▸ Exercise
How many lines in the entries below contain "Anne"? Answer with the number only.

[Excerpts from an interface dataset]
--------

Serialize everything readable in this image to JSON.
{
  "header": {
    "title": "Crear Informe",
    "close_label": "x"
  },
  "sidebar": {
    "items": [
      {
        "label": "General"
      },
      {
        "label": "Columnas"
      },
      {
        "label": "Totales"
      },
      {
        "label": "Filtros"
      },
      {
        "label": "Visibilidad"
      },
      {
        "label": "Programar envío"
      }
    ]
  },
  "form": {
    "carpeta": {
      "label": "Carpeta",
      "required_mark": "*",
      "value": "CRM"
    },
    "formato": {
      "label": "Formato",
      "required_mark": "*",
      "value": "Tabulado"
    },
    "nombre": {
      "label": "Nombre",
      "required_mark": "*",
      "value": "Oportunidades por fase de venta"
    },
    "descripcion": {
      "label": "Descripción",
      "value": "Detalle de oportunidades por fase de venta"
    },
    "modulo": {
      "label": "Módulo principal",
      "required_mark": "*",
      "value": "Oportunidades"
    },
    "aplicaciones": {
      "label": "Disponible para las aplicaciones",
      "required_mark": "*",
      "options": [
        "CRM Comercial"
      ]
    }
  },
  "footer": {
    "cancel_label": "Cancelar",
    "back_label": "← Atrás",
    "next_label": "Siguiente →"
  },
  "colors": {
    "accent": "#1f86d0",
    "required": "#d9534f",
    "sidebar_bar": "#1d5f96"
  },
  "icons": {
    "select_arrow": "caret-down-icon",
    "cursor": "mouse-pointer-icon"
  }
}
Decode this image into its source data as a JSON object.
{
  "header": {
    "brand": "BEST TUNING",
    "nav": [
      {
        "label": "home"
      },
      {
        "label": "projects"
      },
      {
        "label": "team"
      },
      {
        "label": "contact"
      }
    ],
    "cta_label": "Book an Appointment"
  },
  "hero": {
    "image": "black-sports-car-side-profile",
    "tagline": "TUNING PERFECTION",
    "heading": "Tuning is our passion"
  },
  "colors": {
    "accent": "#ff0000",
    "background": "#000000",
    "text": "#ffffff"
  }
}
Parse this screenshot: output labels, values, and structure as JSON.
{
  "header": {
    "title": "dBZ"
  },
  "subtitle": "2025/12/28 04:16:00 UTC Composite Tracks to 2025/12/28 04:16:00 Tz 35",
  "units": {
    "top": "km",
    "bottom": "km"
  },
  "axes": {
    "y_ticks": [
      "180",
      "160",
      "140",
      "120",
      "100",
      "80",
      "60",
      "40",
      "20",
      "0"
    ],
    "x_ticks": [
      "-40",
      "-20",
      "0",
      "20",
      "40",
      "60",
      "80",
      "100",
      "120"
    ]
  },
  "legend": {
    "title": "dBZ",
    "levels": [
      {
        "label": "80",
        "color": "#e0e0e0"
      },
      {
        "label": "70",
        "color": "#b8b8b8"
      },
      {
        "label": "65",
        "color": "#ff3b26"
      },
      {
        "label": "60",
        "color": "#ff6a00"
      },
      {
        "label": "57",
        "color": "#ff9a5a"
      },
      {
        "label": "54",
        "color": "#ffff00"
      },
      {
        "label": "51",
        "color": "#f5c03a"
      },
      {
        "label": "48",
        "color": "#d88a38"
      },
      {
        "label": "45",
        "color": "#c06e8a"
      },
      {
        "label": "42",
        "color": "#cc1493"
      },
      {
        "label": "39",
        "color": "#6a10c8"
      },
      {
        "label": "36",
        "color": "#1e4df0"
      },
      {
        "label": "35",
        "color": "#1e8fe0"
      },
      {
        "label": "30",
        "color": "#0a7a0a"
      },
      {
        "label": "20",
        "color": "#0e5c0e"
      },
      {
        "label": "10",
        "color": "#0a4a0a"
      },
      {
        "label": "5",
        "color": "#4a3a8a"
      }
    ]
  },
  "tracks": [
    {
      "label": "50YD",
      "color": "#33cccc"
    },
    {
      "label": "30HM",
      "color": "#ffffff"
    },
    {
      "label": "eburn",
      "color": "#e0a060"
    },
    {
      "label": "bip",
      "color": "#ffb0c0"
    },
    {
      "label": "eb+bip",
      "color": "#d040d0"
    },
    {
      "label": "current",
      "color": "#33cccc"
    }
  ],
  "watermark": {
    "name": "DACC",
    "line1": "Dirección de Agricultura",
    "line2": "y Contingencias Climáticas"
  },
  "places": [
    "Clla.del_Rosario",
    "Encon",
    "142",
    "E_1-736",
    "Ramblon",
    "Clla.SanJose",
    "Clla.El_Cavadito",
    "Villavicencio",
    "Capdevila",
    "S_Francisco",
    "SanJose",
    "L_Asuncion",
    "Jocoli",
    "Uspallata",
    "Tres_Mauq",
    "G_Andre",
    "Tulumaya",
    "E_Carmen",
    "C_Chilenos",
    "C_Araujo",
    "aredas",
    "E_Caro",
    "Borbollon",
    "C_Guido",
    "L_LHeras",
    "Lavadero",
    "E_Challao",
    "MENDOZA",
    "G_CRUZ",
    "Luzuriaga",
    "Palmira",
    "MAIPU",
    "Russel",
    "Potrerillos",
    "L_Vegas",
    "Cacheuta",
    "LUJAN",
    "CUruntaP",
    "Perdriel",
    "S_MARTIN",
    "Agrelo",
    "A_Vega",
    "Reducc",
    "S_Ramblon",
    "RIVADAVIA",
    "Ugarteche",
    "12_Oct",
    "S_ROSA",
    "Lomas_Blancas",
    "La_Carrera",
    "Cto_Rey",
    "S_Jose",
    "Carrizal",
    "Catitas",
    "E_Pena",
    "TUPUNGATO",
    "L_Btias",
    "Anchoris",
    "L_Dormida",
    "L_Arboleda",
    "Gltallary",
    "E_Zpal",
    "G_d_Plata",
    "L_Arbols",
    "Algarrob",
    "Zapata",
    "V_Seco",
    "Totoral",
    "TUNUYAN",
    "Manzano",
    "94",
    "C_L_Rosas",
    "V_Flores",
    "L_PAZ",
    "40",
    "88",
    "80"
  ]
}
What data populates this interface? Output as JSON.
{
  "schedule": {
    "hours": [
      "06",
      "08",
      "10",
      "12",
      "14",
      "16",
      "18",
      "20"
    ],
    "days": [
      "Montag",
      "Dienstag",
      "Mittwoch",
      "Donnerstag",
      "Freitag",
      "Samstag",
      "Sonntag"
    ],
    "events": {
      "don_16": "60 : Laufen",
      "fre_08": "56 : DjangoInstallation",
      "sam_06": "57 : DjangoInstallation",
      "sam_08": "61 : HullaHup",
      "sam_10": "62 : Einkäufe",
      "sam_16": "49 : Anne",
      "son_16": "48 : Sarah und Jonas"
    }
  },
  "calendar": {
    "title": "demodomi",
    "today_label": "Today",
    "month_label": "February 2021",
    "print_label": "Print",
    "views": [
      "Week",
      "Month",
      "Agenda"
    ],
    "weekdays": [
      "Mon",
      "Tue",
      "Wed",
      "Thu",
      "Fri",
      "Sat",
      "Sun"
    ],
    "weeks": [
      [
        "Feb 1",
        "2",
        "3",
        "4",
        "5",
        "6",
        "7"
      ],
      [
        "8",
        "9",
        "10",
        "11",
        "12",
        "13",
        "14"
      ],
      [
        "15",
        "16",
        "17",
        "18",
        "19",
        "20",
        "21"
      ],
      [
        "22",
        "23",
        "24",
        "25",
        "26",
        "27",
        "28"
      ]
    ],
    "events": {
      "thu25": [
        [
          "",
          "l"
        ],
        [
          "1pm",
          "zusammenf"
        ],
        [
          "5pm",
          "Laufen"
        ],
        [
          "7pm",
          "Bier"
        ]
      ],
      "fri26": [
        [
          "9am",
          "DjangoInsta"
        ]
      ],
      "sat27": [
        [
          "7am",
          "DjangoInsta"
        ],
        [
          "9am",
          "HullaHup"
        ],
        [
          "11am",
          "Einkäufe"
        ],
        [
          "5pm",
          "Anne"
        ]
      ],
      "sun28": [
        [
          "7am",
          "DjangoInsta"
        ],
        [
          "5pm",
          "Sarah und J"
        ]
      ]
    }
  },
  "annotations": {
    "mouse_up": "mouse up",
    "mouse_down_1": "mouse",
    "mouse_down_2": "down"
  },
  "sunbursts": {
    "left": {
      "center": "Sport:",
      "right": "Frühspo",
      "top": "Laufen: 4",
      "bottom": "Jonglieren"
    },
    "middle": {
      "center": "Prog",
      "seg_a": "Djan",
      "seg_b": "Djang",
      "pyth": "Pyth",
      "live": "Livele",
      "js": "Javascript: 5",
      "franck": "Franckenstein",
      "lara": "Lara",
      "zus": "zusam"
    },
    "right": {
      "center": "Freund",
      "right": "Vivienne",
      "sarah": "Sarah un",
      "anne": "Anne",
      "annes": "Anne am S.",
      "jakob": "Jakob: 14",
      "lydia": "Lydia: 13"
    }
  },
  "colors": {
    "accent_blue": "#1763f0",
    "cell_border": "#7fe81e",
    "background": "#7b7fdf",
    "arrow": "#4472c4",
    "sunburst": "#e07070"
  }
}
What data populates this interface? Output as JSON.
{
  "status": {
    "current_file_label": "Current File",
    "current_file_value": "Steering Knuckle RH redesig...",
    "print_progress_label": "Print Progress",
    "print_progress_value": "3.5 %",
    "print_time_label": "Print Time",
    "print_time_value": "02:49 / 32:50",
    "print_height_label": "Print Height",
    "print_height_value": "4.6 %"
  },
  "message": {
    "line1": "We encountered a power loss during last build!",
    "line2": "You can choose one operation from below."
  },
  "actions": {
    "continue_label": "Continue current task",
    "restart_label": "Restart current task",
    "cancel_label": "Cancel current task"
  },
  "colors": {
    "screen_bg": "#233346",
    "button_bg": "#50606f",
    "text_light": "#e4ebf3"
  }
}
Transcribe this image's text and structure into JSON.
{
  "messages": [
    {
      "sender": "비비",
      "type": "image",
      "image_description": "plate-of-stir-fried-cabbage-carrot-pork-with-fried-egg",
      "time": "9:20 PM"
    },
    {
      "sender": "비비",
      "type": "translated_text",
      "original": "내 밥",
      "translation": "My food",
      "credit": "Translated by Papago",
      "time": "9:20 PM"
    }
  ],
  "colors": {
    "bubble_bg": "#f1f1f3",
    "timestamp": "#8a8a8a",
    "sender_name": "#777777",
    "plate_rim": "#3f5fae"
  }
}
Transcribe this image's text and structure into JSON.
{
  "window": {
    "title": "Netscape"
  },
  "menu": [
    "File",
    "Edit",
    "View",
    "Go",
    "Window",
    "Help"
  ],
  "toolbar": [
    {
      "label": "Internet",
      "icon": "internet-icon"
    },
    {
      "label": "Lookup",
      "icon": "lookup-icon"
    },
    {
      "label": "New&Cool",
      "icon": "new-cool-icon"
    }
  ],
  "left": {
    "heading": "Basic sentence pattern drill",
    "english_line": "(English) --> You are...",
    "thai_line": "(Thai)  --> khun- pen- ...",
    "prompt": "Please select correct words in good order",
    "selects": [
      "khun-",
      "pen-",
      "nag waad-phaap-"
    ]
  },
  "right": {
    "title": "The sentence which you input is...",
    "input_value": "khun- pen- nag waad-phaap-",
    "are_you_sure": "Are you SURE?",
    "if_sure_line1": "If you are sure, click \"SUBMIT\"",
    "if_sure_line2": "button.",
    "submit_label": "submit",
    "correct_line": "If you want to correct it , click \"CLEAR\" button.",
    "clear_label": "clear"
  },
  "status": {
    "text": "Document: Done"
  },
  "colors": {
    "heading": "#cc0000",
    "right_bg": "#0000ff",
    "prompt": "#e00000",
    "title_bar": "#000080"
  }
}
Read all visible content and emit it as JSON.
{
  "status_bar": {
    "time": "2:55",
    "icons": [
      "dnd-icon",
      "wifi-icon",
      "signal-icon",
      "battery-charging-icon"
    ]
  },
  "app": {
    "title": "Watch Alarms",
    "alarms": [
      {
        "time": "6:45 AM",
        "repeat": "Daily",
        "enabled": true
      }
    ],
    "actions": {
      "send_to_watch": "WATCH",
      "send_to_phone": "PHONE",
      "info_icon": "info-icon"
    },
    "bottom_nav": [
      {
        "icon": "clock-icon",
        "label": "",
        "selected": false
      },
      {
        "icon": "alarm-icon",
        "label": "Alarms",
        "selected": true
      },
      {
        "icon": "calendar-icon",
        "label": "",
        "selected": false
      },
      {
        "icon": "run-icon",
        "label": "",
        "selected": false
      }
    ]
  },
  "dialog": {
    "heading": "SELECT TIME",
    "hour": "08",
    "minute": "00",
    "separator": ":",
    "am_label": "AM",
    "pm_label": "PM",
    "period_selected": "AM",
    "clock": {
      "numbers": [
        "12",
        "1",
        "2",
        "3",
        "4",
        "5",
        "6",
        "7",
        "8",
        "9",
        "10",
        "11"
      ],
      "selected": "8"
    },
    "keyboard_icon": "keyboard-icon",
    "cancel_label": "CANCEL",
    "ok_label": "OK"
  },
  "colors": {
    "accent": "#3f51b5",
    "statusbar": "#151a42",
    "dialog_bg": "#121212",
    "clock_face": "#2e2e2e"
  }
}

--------

▸ Exercise solution
4